I did apply to the Royal Socy. some time ago—and they gave me £50, a princely sum for me then. I hope to be a subsr to that fund some day—soon.2
Let me send you the Suppt. Eng. Boty. You may not care for British plants, but few men have taught us so much of their true meaning—& the causes of the local distribution of species. I believe in you heartily, half way.
It will cost me nothing—so I shall send it. I believe few works on Botany can boast better plates—and if I can only get the means I will finish it, please God, before another two years are out.3
I am obliged to write: for we never see you at the Geol. Socy. and tomorrow, Wednesday, is our last meeting for the season. Can you not come. We have few philosophers among us. Even Huxley has cut us, and Phillips seldom comes. We have only raw material except Lyell & one or two others. Think of it, & dont let it go down.4
There is a glut of papers on Wednesday & I shall exhibit the oldest certain fossil known—a Lingula from the red Cambrian rocks.5
Eozoon is very mythical indeed. Rupert Jones says it will pass next into the superstitious stage, & then the positive— But I am all but positive it is mineral only, & have held that from the first—no proof you will say that the opinion is just.6
Yours ever truly, & obliged | J. W. Salter
C. Darwin Esqre
Offers to send parts of J. Syme, English botany [1863–86] in appreciation of CD’s aid.

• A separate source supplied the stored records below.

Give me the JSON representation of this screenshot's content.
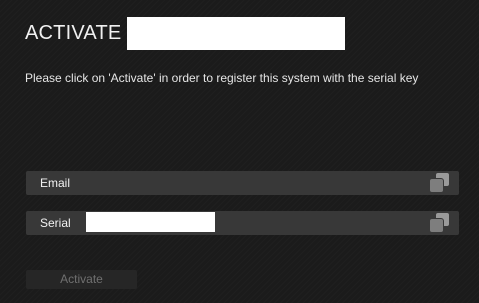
{
  "header": {
    "title": "ACTIVATE"
  },
  "description": "Please click on 'Activate' in order to register this system with the serial key",
  "fields": {
    "email": {
      "label": "Email",
      "value": "",
      "icon": "copy-icon"
    },
    "serial": {
      "label": "Serial",
      "value": "",
      "icon": "copy-icon"
    }
  },
  "actions": {
    "activate_label": "Activate"
  },
  "colors": {
    "background": "#1b1b1b",
    "field_background": "#383838",
    "button_background": "#262626",
    "button_text": "#707070",
    "text": "#e8e8e8"
  }
}
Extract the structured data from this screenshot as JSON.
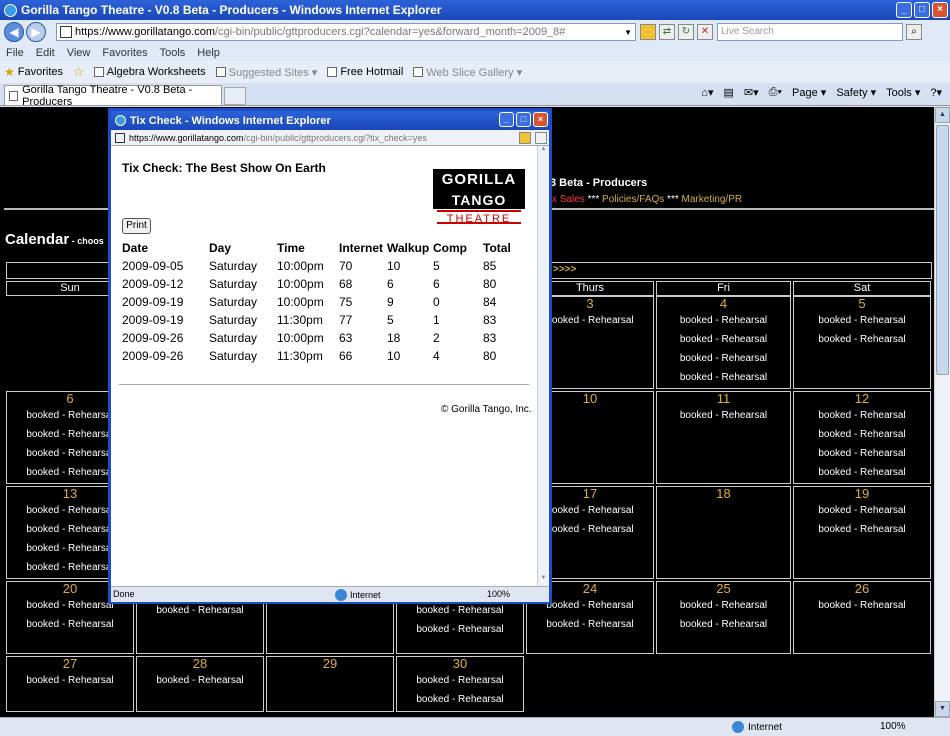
{
  "window": {
    "title": "Gorilla Tango Theatre - V0.8 Beta - Producers - Windows Internet Explorer",
    "url_scheme": "https://",
    "url_host": "www.gorillatango.com",
    "url_rest": "/cgi-bin/public/gttproducers.cgi?calendar=yes&forward_month=2009_8#",
    "search_placeholder": "Live Search",
    "menu": [
      "File",
      "Edit",
      "View",
      "Favorites",
      "Tools",
      "Help"
    ],
    "favorites_label": "Favorites",
    "favorites_bar": [
      "Algebra Worksheets",
      "Suggested Sites ▾",
      "Free Hotmail",
      "Web Slice Gallery ▾"
    ],
    "tab_label": "Gorilla Tango Theatre - V0.8 Beta - Producers",
    "commands": [
      "Page ▾",
      "Safety ▾",
      "Tools ▾"
    ],
    "status_zone": "Internet",
    "status_zoom": "100%"
  },
  "page": {
    "header_title": "3 Beta - Producers",
    "links": {
      "red": "x Sales",
      "sep": " *** ",
      "policies": "Policies/FAQs",
      "marketing": "Marketing/PR"
    },
    "calendar_title": "Calendar",
    "calendar_sub": " - choos",
    "next_link": ">>>>",
    "day_headers": [
      "Sun",
      "Thurs",
      "Fri",
      "Sat"
    ],
    "booked_label": "booked - Rehearsal",
    "cells": [
      {
        "num": "3",
        "items": 1
      },
      {
        "num": "4",
        "items": 4
      },
      {
        "num": "5",
        "items": 2
      },
      {
        "num": "6",
        "items": 4
      },
      {
        "num": "10",
        "items": 0
      },
      {
        "num": "11",
        "items": 1
      },
      {
        "num": "12",
        "items": 4
      },
      {
        "num": "13",
        "items": 4
      },
      {
        "num": "17",
        "items": 2
      },
      {
        "num": "18",
        "items": 0
      },
      {
        "num": "19",
        "items": 2
      },
      {
        "num": "20",
        "items": 2
      },
      {
        "num": "",
        "items": 2
      },
      {
        "num": "",
        "items": 1
      },
      {
        "num": "",
        "items": 3
      },
      {
        "num": "24",
        "items": 2
      },
      {
        "num": "25",
        "items": 2
      },
      {
        "num": "26",
        "items": 1
      },
      {
        "num": "27",
        "items": 1
      },
      {
        "num": "28",
        "items": 1
      },
      {
        "num": "29",
        "items": 0
      },
      {
        "num": "30",
        "items": 2
      }
    ]
  },
  "popup": {
    "title": "Tix Check - Windows Internet Explorer",
    "url_scheme": "https://",
    "url_host": "www.gorillatango.com",
    "url_rest": "/cgi-bin/public/gttproducers.cgi?tix_check=yes",
    "heading": "Tix Check: The Best Show On Earth",
    "logo_line1": "GORILLA",
    "logo_line2": "TANGO",
    "logo_line3": "THEATRE",
    "print_label": "Print",
    "columns": [
      "Date",
      "Day",
      "Time",
      "Internet",
      "Walkup",
      "Comp",
      "Total"
    ],
    "rows": [
      [
        "2009-09-05",
        "Saturday",
        "10:00pm",
        "70",
        "10",
        "5",
        "85"
      ],
      [
        "2009-09-12",
        "Saturday",
        "10:00pm",
        "68",
        "6",
        "6",
        "80"
      ],
      [
        "2009-09-19",
        "Saturday",
        "10:00pm",
        "75",
        "9",
        "0",
        "84"
      ],
      [
        "2009-09-19",
        "Saturday",
        "11:30pm",
        "77",
        "5",
        "1",
        "83"
      ],
      [
        "2009-09-26",
        "Saturday",
        "10:00pm",
        "63",
        "18",
        "2",
        "83"
      ],
      [
        "2009-09-26",
        "Saturday",
        "11:30pm",
        "66",
        "10",
        "4",
        "80"
      ]
    ],
    "copyright": "© Gorilla Tango, Inc.",
    "status_done": "Done",
    "status_zone": "Internet",
    "status_zoom": "100%"
  }
}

Comments on CD’s species theory.
Will exhibit Cambrian fossil at next meeting of Geological Society.